The built and natural environment frames the human experience; it facilitates human social interactions, enables movement of people from one point to another, and provides us with the air, water and food we need to flourish. Habitats are a cornerstone of our well-being as a society. With growing urbanization, the built urban environment will continue to be pivotal in human lives. The increasing importance of infrastructure in the human experience means that civil and environmental engineers will work closely with social sciences, public health and anthropology to enhance the experiences of humans in their various habitats.
By 2050, the number of people living in extreme poverty in urban communities worldwide, already close to 1 billion, could rise to 3 billion.

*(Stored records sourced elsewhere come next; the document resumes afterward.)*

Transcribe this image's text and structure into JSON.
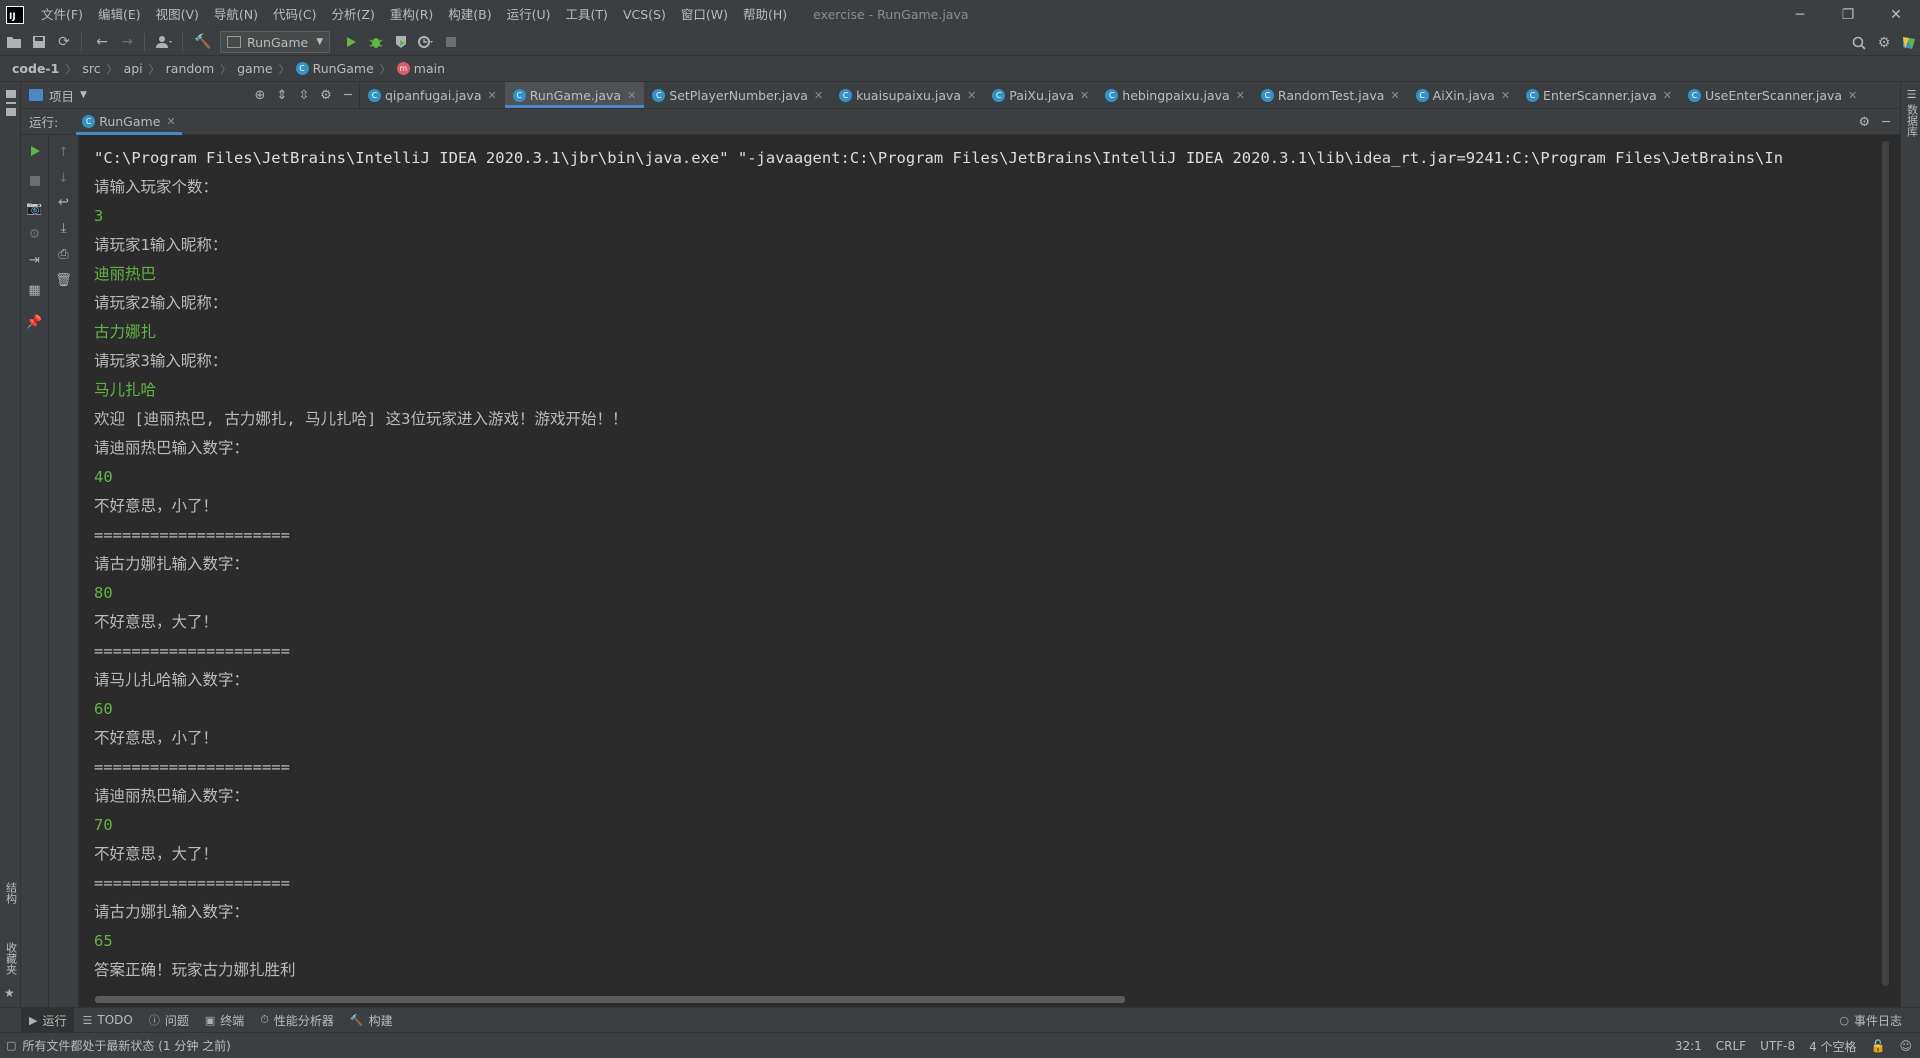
{
  "window": {
    "title": "exercise - RunGame.java",
    "minimize": "─",
    "restore": "❐",
    "close": "✕"
  },
  "menu": [
    "文件(F)",
    "编辑(E)",
    "视图(V)",
    "导航(N)",
    "代码(C)",
    "分析(Z)",
    "重构(R)",
    "构建(B)",
    "运行(U)",
    "工具(T)",
    "VCS(S)",
    "窗口(W)",
    "帮助(H)"
  ],
  "toolbar": {
    "run_config": "RunGame"
  },
  "breadcrumb": [
    "code-1",
    "src",
    "api",
    "random",
    "game",
    "RunGame",
    "main"
  ],
  "project_panel": {
    "label": "项目"
  },
  "editor_tabs": [
    {
      "label": "qipanfugai.java",
      "active": false
    },
    {
      "label": "RunGame.java",
      "active": true
    },
    {
      "label": "SetPlayerNumber.java",
      "active": false
    },
    {
      "label": "kuaisupaixu.java",
      "active": false
    },
    {
      "label": "PaiXu.java",
      "active": false
    },
    {
      "label": "hebingpaixu.java",
      "active": false
    },
    {
      "label": "RandomTest.java",
      "active": false
    },
    {
      "label": "AiXin.java",
      "active": false
    },
    {
      "label": "EnterScanner.java",
      "active": false
    },
    {
      "label": "UseEnterScanner.java",
      "active": false
    }
  ],
  "run_window": {
    "label": "运行:",
    "tab": "RunGame"
  },
  "console": {
    "lines": [
      {
        "text": "\"C:\\Program Files\\JetBrains\\IntelliJ IDEA 2020.3.1\\jbr\\bin\\java.exe\" \"-javaagent:C:\\Program Files\\JetBrains\\IntelliJ IDEA 2020.3.1\\lib\\idea_rt.jar=9241:C:\\Program Files\\JetBrains\\In",
        "kind": "cmd"
      },
      {
        "text": "请输入玩家个数：",
        "kind": "out"
      },
      {
        "text": "3",
        "kind": "input"
      },
      {
        "text": "请玩家1输入昵称：",
        "kind": "out"
      },
      {
        "text": "迪丽热巴",
        "kind": "input"
      },
      {
        "text": "请玩家2输入昵称：",
        "kind": "out"
      },
      {
        "text": "古力娜扎",
        "kind": "input"
      },
      {
        "text": "请玩家3输入昵称：",
        "kind": "out"
      },
      {
        "text": "马儿扎哈",
        "kind": "input"
      },
      {
        "text": "欢迎 [迪丽热巴, 古力娜扎, 马儿扎哈] 这3位玩家进入游戏！游戏开始！！",
        "kind": "out"
      },
      {
        "text": "请迪丽热巴输入数字：",
        "kind": "out"
      },
      {
        "text": "40",
        "kind": "input"
      },
      {
        "text": "不好意思，小了！",
        "kind": "out"
      },
      {
        "text": "=====================",
        "kind": "out"
      },
      {
        "text": "请古力娜扎输入数字：",
        "kind": "out"
      },
      {
        "text": "80",
        "kind": "input"
      },
      {
        "text": "不好意思，大了！",
        "kind": "out"
      },
      {
        "text": "=====================",
        "kind": "out"
      },
      {
        "text": "请马儿扎哈输入数字：",
        "kind": "out"
      },
      {
        "text": "60",
        "kind": "input"
      },
      {
        "text": "不好意思，小了！",
        "kind": "out"
      },
      {
        "text": "=====================",
        "kind": "out"
      },
      {
        "text": "请迪丽热巴输入数字：",
        "kind": "out"
      },
      {
        "text": "70",
        "kind": "input"
      },
      {
        "text": "不好意思，大了！",
        "kind": "out"
      },
      {
        "text": "=====================",
        "kind": "out"
      },
      {
        "text": "请古力娜扎输入数字：",
        "kind": "out"
      },
      {
        "text": "65",
        "kind": "input"
      },
      {
        "text": "答案正确！玩家古力娜扎胜利",
        "kind": "out"
      }
    ]
  },
  "left_strip": {
    "structure": "结构",
    "favorites": "收藏夹"
  },
  "right_strip": {
    "database": "数据库"
  },
  "bottom_tools": [
    {
      "label": "运行",
      "icon": "play-icon",
      "active": true
    },
    {
      "label": "TODO",
      "icon": "list-icon",
      "active": false
    },
    {
      "label": "问题",
      "icon": "info-icon",
      "active": false
    },
    {
      "label": "终端",
      "icon": "terminal-icon",
      "active": false
    },
    {
      "label": "性能分析器",
      "icon": "profiler-icon",
      "active": false
    },
    {
      "label": "构建",
      "icon": "hammer-icon",
      "active": false
    }
  ],
  "event_log": "事件日志",
  "status": {
    "message": "所有文件都处于最新状态 (1 分钟 之前)",
    "position": "32:1",
    "line_ending": "CRLF",
    "encoding": "UTF-8",
    "indent": "4 个空格"
  }
}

We will work to enhance the human experience by promoting interdisciplinary designs that are based on close collaboration with the public. Developing new ways to empathically listen to residents will be critical in order to understand how people experience their built environment and how the infrastructure can subsequently adapt to improve and complement this experience. We will also improve the fundamental understanding of how habitats impact the human experience, including human decision-making and trust in infrastructure. Our focus must be on forming habitats with low water and carbon footprints so that these experiences are sustainable for future generations.

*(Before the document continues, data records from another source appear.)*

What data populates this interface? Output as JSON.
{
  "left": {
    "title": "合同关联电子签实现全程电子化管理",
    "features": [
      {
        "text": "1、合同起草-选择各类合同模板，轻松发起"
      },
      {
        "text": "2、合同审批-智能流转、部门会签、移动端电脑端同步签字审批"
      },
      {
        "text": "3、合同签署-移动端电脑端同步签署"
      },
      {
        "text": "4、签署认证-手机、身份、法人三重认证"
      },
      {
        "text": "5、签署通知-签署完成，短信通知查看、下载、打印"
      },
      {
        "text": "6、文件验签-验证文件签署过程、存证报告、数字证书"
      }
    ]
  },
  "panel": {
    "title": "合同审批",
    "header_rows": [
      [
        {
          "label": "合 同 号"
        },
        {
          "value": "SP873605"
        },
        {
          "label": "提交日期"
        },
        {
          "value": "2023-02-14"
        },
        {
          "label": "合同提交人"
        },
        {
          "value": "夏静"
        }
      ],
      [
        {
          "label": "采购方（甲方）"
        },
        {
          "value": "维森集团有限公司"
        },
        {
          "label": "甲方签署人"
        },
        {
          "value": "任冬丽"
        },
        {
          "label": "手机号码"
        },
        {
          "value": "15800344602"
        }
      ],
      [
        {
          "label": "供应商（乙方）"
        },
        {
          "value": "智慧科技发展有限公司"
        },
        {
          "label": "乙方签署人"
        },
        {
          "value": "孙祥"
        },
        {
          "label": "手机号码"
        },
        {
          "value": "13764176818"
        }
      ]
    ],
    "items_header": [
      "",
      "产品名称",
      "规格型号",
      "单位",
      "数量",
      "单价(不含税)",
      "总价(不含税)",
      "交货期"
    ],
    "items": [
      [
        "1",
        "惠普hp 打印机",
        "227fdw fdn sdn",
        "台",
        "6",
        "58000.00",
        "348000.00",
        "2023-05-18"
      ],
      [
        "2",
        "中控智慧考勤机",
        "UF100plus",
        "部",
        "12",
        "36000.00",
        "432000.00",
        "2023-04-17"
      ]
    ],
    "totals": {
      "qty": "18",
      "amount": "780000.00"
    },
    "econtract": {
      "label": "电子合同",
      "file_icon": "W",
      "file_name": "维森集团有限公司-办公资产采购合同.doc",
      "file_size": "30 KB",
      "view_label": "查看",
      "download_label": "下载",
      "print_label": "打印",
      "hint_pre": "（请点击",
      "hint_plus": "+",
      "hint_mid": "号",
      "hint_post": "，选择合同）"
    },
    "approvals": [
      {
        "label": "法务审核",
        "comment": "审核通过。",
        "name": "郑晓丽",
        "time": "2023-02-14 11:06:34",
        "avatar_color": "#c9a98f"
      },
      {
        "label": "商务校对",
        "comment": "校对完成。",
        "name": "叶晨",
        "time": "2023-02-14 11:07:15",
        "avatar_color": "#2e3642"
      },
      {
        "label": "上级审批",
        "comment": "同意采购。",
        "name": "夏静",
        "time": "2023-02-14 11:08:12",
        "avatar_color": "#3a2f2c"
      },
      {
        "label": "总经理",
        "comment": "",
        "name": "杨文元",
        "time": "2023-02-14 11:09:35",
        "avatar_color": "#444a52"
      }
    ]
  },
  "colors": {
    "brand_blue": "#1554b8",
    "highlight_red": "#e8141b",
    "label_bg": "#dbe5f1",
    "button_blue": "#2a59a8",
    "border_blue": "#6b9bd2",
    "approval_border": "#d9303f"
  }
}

This human-centric focus requires an informed public, empowered to improve their built infrastructure and land, air and water resources. We will lead the way in educating and engaging the public in how infrastructure is used to the benefit of people, and we will educate the next generation of civil and environmental engineers to apply interdisciplinary principles in their infrastructure design.
A plasma reactor zaps airborne viruses – and could help slow the spread of infectious diseases
Using nonthermal plasma reactors, researchers could one day curb the spread of airborne pathogens.
Tracking elderly mobility to improve failing infrastructure
By using affordable, wearable sensors, senior citizens’ heart rate, electrodermal activity, and skin temperature can be tracked to help improve failing infrastructure.
Improving access to transportation
By collecting data in Benton Harbor, MI, and sharing with local officials, University of Michigan researchers hope to improve the services offered and tackle transportation issues.
Our strategic vision positions civil and environmental engineers as the scientific, technological and business leaders tackling the complex societal grand challenges ahead. We have identified five strategic directions that will inform our future growth.Explore our five strategic directions »